Memory foam is heavy. Making the bed or moving will be more difficult. Memory foam holds body heat, making the sleeper warmer. It can also be expensive, especially when choosing a higher-quality mattress. Memory foam is not water resistant. For this reason alone it is not a good choice for children.
VOC or Volatile Organic Compounds create an odor when exposed to air. This is known as off-gassing. It is an odor you notice when opening the mattress and can last from a few hours to a few days.
The mattress industry has a certification called CertiPur-US that ensures the off-gassing is at its safest standards and free of toxic substances.
Anatomy of a Memory Foam Mattress
Most memory foam mattresses are made of three layers.
Core Layer - Think of this as a box spring with stiffer foam for springs. It is the largest layer and is the most supportive. The core gives the memory foam mattress its stability.

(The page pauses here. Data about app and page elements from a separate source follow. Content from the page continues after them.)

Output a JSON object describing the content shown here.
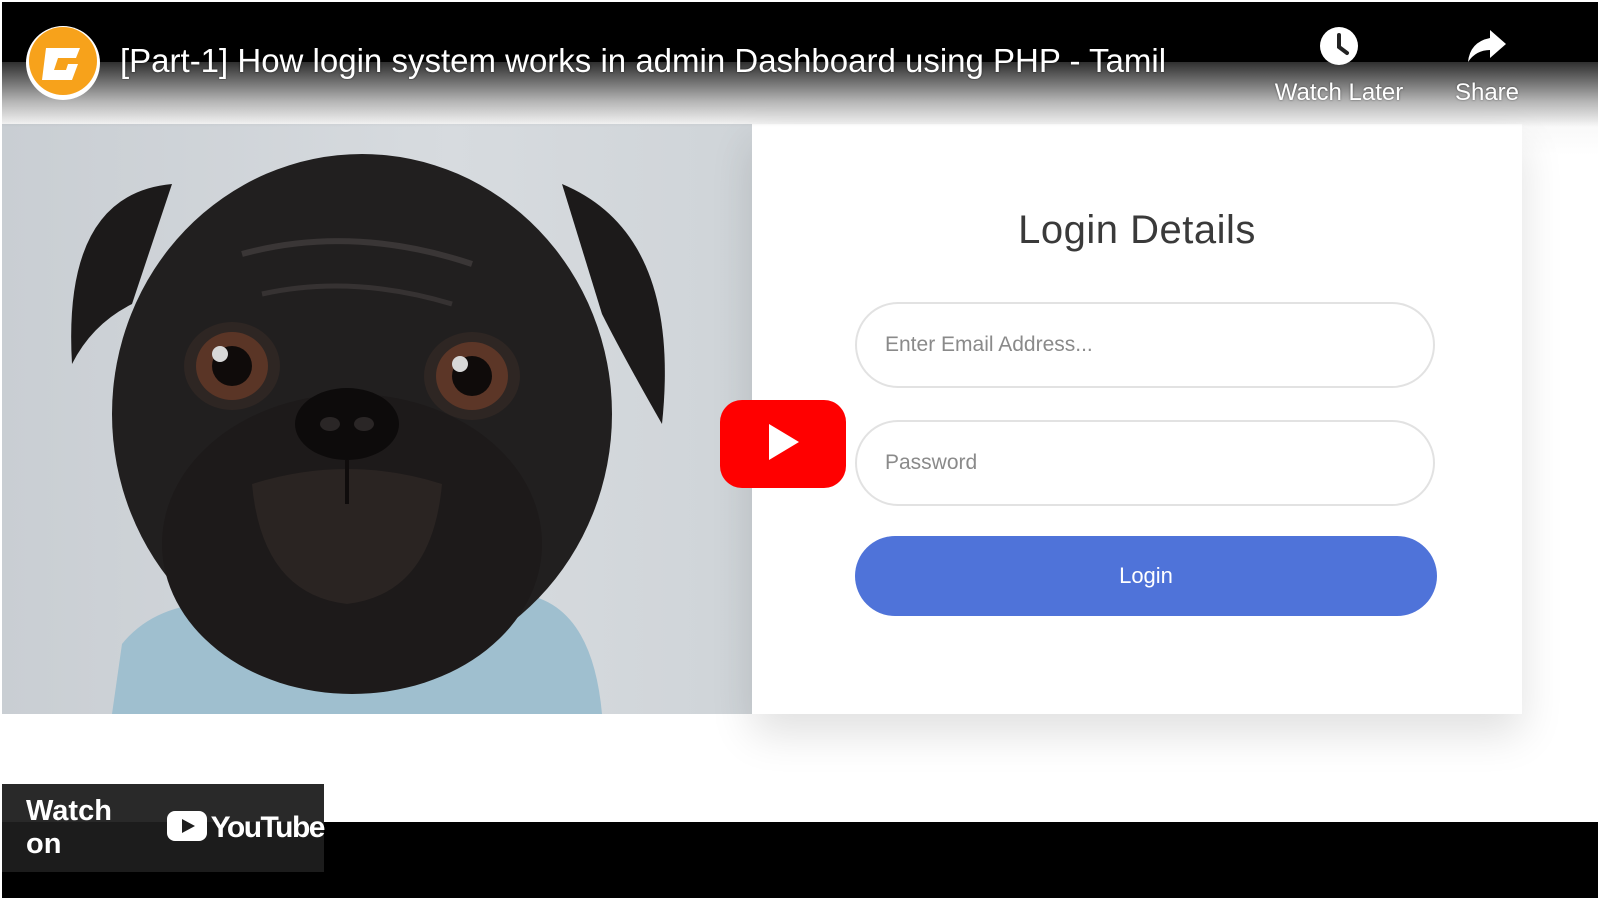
{
  "video": {
    "title": "[Part-1] How login system works in admin Dashboard using PHP - Tamil",
    "channel_icon": "channel-logo-icon"
  },
  "actions": {
    "watch_later": {
      "label": "Watch Later",
      "icon": "clock-icon"
    },
    "share": {
      "label": "Share",
      "icon": "share-arrow-icon"
    }
  },
  "login_card": {
    "title": "Login Details",
    "email_placeholder": "Enter Email Address...",
    "password_placeholder": "Password",
    "login_label": "Login"
  },
  "footer": {
    "watch_on": "Watch on",
    "youtube": "YouTube"
  },
  "colors": {
    "accent_button": "#4f73d9",
    "play_red": "#ff0000",
    "channel_orange": "#f7a21b"
  }
}
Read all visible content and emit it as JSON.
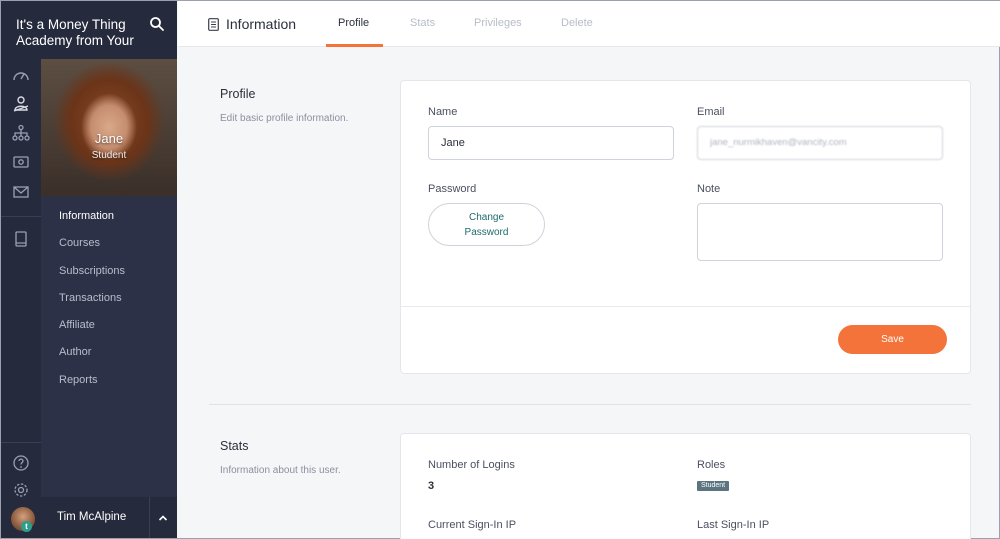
{
  "app": {
    "title": "It's a Money Thing Academy from Your"
  },
  "profile": {
    "name": "Jane",
    "role": "Student"
  },
  "sidebar": {
    "items": [
      {
        "label": "Information",
        "active": true
      },
      {
        "label": "Courses"
      },
      {
        "label": "Subscriptions"
      },
      {
        "label": "Transactions"
      },
      {
        "label": "Affiliate"
      },
      {
        "label": "Author"
      },
      {
        "label": "Reports"
      }
    ]
  },
  "rail_icons": [
    "dashboard-icon",
    "users-icon",
    "sitemap-icon",
    "money-icon",
    "mail-icon",
    "book-icon",
    "help-icon",
    "settings-icon"
  ],
  "user": {
    "name": "Tim McAlpine",
    "badge": "t"
  },
  "header": {
    "title": "Information",
    "tabs": [
      {
        "label": "Profile",
        "active": true
      },
      {
        "label": "Stats"
      },
      {
        "label": "Privileges"
      },
      {
        "label": "Delete"
      }
    ]
  },
  "profile_section": {
    "title": "Profile",
    "description": "Edit basic profile information.",
    "name_label": "Name",
    "name_value": "Jane",
    "email_label": "Email",
    "email_value": "jane_nurmikhaven@vancity.com",
    "password_label": "Password",
    "change_password_line1": "Change",
    "change_password_line2": "Password",
    "note_label": "Note",
    "note_value": "",
    "save_label": "Save"
  },
  "stats_section": {
    "title": "Stats",
    "description": "Information about this user.",
    "logins_label": "Number of Logins",
    "logins_value": "3",
    "roles_label": "Roles",
    "role_badge": "Student",
    "current_ip_label": "Current Sign-In IP",
    "last_ip_label": "Last Sign-In IP"
  },
  "colors": {
    "accent": "#f4733a",
    "sidebar": "#2d3147",
    "rail": "#262a3d",
    "badge": "#5b7480"
  }
}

Hybrid mattresses that feature innerspring will use the core layer to house the springs.
Transition Layer - This layer is the transitioner between the firmer core layer and the softer memory foam you sleep on. It is comprised of one to several layers depending on the manufacturer. It is not as hard as the core layer but stiffer than the soft comfort layer.
The Comfort Layer - This layer is the one most of us are concerned about. This layer should be comfortable, supportive, and contouring to your body.
Heat-wicking mattresses use the comfort layer to remove body heat for a cooler night’s sleep.
Key Qualities of a Memory Foam Mattress
As you change your position on the mattress, the foam readjusts to your body pressure ensuring the mattress supports your neck, hips, shoulders, and back.
Memory foam hugs the curves of your body. It contours to the areas on the foam, whether you are on your back, stomach, or side.
The slope is the point in the mattress where your body sinks into foam. This enables it to contour to your body in the most supportive way.
Some Things You’ll Need to Know
No sleeper’s guide to memory foam is complete without mentioning what you need to know to pick the best mattress.
Mattress Firmness - Memory foam mattresses offer a wide variety of firmness. Firmness is measured by ILD or Indentation Load Deflection ratings. This is the number of pounds it takes to make an indentation in a mattress.
There is an ILD rating for each layer and a rating for the mattress. A softer mattress may score an ILD of 10, with a much firmer mattress having an ILD of 50.
Mattress Thickness - Thickness is a side-to-side measurement of the mattress. Most mattresses have a thickness range of six to fourteen inches. Thickness doesn’t affect a mattress's density, but it affects how well the foam will support your body.
Mattress Density - Density is the amount of foam that makes up each mattress layer. Density affects how hot the mattress is when you sleep and translates into how well you sleep if the foam holds heat.
Manufacturers measure density in cubic feet, with 1.5 to 2.5 being the lowest and 4-8 cubic feet being the highest. High-density foam mattresses usually last longer and offer the most support. They are also more durable than a less dense mattress. Remember the denser the foam, the heavier it is!
Memory Foam Mattresses By Type
Gel Foam Mattress
These mattresses have gel beads, though lesser quality mattresses may have actual gel (in a jelly form) in them. The gel wicks body heat and comes in two varieties.
Phase-Changing foam absorbs and releases body heat to maintain a steady body temp.
Heat-Absorbing gel cools the bed’s surface to eliminate the heat.
These were the first memory foam mattresses and are still manufactured today. These are known for being “hot” to sleep on. Today's mattresses have cooling innovations to eliminate heat.
These mattresses have open-cell foam or cooling pockets that allow the mattress’s heat to dissipate.
Choosing the Right Mattress
Our sleeper’s guide to memory foam mattresses should give you a better understanding of memory foam mattresses so you can choose the best mattress for a good night’s sleep. Before ordering your mattress, go to a showroom and try a few out. Laying on a mattress is the best way to feel how the mattress will contour and support your body!